The 21-year-old Daly was shot by a firing squad in Dagshai prison on November 2, 1920; he was the last member of British Forces to be executed for mutiny. Pte Sears and Pte Smyth were buried at Solan; Daly and John Miranda (who died in prison) were buried at the Dagshai graveyard (until 1970).

James Daly had served in the Great War earning the British War Medal & Victory Medal and had volunteered to serve in India.

Regimental Colours and other memorabilia:
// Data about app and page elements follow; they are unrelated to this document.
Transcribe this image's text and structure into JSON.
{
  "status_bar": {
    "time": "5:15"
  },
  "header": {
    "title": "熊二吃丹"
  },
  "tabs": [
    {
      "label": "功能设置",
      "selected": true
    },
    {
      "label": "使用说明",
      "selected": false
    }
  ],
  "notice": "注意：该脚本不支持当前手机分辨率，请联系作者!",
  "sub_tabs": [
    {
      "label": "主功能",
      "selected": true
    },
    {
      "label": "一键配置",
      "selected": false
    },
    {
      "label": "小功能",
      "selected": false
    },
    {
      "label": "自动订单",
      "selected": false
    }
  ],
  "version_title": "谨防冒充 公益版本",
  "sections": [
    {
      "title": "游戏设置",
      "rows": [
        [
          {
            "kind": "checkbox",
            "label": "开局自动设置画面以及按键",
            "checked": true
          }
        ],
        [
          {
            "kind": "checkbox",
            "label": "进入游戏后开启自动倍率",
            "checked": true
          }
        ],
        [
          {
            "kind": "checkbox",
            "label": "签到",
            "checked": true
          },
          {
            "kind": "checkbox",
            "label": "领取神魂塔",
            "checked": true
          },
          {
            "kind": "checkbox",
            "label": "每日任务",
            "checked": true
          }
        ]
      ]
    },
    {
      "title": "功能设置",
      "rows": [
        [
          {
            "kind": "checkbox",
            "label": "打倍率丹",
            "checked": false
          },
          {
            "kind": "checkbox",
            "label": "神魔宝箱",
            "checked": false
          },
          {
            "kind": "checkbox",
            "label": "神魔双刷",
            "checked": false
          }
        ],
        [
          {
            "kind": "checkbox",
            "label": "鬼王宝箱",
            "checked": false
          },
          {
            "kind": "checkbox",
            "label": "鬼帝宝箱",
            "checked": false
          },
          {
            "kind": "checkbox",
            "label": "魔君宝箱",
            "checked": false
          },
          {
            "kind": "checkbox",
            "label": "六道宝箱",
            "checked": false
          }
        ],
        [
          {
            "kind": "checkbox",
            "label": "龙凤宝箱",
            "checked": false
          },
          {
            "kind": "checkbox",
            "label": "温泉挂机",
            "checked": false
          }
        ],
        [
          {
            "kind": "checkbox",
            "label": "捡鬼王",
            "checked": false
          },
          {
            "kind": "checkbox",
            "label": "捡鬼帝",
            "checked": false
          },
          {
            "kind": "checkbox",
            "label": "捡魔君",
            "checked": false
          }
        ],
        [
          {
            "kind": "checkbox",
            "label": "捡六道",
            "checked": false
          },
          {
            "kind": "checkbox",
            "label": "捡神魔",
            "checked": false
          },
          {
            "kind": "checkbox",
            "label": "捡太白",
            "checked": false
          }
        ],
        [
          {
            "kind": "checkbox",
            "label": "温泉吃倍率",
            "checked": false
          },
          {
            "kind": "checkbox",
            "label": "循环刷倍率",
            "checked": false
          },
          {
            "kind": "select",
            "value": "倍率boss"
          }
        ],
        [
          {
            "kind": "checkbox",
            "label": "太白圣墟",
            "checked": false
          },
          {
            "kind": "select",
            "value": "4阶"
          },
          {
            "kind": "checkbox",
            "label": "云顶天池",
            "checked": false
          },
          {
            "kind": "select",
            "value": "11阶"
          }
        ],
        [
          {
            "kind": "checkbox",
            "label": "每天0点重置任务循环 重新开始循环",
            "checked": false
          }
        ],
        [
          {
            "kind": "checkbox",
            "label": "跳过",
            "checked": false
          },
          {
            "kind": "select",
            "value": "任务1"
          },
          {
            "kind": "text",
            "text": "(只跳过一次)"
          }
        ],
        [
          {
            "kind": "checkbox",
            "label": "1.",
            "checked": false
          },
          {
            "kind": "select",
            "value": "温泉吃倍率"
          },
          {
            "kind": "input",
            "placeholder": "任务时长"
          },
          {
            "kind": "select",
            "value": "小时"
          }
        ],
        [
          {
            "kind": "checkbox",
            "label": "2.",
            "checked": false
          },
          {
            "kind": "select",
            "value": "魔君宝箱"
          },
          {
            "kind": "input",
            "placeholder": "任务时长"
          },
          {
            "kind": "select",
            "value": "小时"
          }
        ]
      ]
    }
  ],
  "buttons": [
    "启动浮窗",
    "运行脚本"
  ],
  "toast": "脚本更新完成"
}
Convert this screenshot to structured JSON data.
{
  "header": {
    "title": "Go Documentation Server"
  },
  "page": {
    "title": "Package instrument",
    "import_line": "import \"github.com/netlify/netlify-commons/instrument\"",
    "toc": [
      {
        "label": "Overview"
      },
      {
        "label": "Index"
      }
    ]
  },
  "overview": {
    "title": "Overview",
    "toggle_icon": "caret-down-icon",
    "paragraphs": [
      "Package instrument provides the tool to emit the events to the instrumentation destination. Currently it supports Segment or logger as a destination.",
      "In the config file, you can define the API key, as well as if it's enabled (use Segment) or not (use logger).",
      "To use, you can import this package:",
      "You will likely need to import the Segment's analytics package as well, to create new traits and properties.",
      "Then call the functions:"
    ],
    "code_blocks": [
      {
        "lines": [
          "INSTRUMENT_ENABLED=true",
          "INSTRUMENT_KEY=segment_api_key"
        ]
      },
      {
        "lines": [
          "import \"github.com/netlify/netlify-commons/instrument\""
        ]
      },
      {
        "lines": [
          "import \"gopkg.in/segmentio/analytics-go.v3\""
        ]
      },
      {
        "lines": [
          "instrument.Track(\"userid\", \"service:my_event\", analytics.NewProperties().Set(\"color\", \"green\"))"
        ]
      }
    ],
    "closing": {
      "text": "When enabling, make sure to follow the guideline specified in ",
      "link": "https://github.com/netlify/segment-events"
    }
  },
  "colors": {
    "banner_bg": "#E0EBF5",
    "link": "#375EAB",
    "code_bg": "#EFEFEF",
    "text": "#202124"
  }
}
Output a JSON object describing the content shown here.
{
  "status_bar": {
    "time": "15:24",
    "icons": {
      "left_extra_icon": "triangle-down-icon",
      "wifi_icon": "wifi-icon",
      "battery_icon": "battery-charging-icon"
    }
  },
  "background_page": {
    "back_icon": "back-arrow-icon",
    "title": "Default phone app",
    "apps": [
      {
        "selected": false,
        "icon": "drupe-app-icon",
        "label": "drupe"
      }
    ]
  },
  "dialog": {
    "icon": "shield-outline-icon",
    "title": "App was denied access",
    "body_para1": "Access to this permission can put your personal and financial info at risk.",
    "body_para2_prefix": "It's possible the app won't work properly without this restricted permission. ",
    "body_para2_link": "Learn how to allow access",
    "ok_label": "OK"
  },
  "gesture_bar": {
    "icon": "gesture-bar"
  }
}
The regiment was disbanded in 1922 upon the formation of the Irish Free State and the regimental colours were laid up at Windsor Castle. An earlier set of colours can be found in the 14th century Collegiate Church of St Nicholas in Galway city centre along with several stone memorials to fallen members of the regiment. The Regimental HQ was in Renmore Barracks, Galway (now Dún Ui Maoilíosa, Mellows Barracks, an Irish Army base) a few miles from the city centre. The barracks has a small museum of Rangers memorabilia which can be viewed by appointment with the curator.

Disbandment:

As a result of the foundation of the Irish Free State under the terms of the Anglo-Irish Treaty, the Connaught Rangers and five other Irish infantry regiments of the British Army (from the territory of the new state) were disbanded in 1922. On 12 June the Rangers Colours, along with those of five other Irish regiments, were laid up in a disbandment ceremony at St. George's Hall, Windsor Castle in Berkshire in the presence of King George V and the five other disbanding regiments. The Rangers detachment included the commanding officers of the 1st and 2nd Rangers, Lieutenant-Colonels W. N. S. Alexander and H. F. N. Jourdain. The regiment was formally disbanded on 31 July, after which there was no regular regiment of rangers in the British Army until 1968 (The Rangers (12th London/9th Kings Royal Rifle Corps) existed as part of the Territorial Army). Many of the Irish officers and men of the Connaught Rangers helped form the Western Command of the new Irish Army (then called the "National Army").

The Rangers after 1922:

In 1936, the Oireachtas (Irish Parliament) passed the CONNAUGHT RANGERS (PENSIONS) ACT, 1936 An Act to provide for the payment of pensions, allowances, and gratuities to or in respect of certain former members of the 1st Battalion, the Connaught Rangers, and to make provision for other matters connected with the matters aforesaid. August 1936. The effect of the Act was to give the Mutineers parity of esteem with veterans of the Anglo-Irish War.

In 1970, the remains of Sears, Smyth and Daly were repatriated to Ireland by The National Graves Association and given a military funeral with full honours. A special monument in their honour was erected at Glasnevin Cemetery, Dublin.

Today, the Irish Army Rangers are the Special Forces unit of the Irish Defence Forces and the Royal Irish Rangers are a regiment of the British Army. However, these connections are a coincidence of name only; the Connaught Rangers name and traditions irrevocably came to an end in 1922 when the colours were laid up.

In 1966 a stained glass memorial window to the Connaught Rangers was included in the new Galway Cathedral, which renders honour to a regiment so long associated with that part of Ireland, the rolls of which bore the names of every family in Connaught. The cost of the window was covered by subscriptions collected by The Connaught Rangers Regimental Association via The Regimental Journal - "The Ranger" which was still being published twice yearly.